“For example, one of our residents, Edith Walker, is a resident ambassador at Hastings Residential Care Home. Edith takes great pride in visiting other residents in the home to check in on how things are going and to see if there is anything they would like or need from the team. This role also gives Edith a great sense of purpose, which we know is fundamental for an enriched life.

“Of course, feedback isn’t just limited to our resident ambassadors; all residents are encouraged to share regular feedback on activities and speak to the team about any ideas they have. This is done in formal chats and in review settings, as well on an ongoing basis and during informal conversations around the home,” finished Sarah.

Hannah Karim, Senior Care Expert Manager at Lottie understands that activities in a care home should focus on enhancing the lives of residents. To ensure a care home is offering meaningful activities, Hannah believes that activity coordinators should take the likes, dislikes and interests included in the care plan into account when planning activities.

At Lottie, they work with care homes across the UK to organise intergenerational activities that involve residents, their friends and family and the local community.

A most recent example of this is an intergenerational day hosted at Brookwater House Care Home in Enfield.
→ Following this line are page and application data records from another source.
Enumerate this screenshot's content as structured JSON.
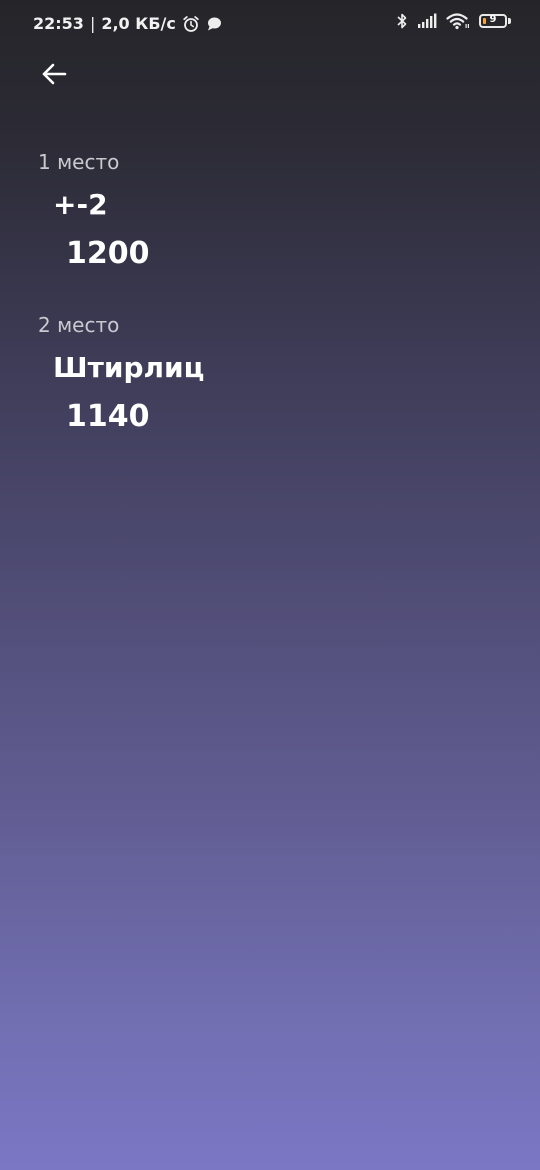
{
  "status_bar": {
    "time": "22:53",
    "separator": "|",
    "network_speed": "2,0 КБ/с",
    "icons_left": [
      "alarm-icon",
      "chat-bubble-icon"
    ],
    "icons_right": [
      "bluetooth-icon",
      "cellular-signal-icon",
      "wifi-icon",
      "battery-icon"
    ],
    "battery_level": "9",
    "battery_color": "#f4a23c"
  },
  "header": {
    "back_icon": "arrow-left-icon"
  },
  "leaderboard": {
    "entries": [
      {
        "place": "1 место",
        "name": "+-2",
        "score": "1200"
      },
      {
        "place": "2 место",
        "name": "Штирлиц",
        "score": "1140"
      }
    ]
  },
  "colors": {
    "gradient_top": "#252529",
    "gradient_bottom": "#7b77c4",
    "place_text": "#c9c9cf",
    "primary_text": "#ffffff"
  }
}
Residents came together with their families, friends, and local beauty students to share their secrets to self-confidence with younger generations.

Hannah believes care homes should rotate their activities regularly, offering new and fun activities each day whilst also including residents’ favourite activities.

“At Lottie, we’re always looking for new and collaborative activities we can bring to care homes, working with residents, friends and family members and the local community.

“To ensure activities encourage personal growth, learning, and skill development, we prioritise individuality. Whether this is residents expressing themselves through art, sharing their own life experiences with younger generations, or trying something new – there are plenty of ways to offer meaningful activities,” Hannah said.

Ensuring that activities in a care home are meaningful for residents is vital for their overall wellbeing, mental health, social interaction, and preserving their dignity and individuality. It is an integral part of providing high-quality care that considers the holistic needs of each resident.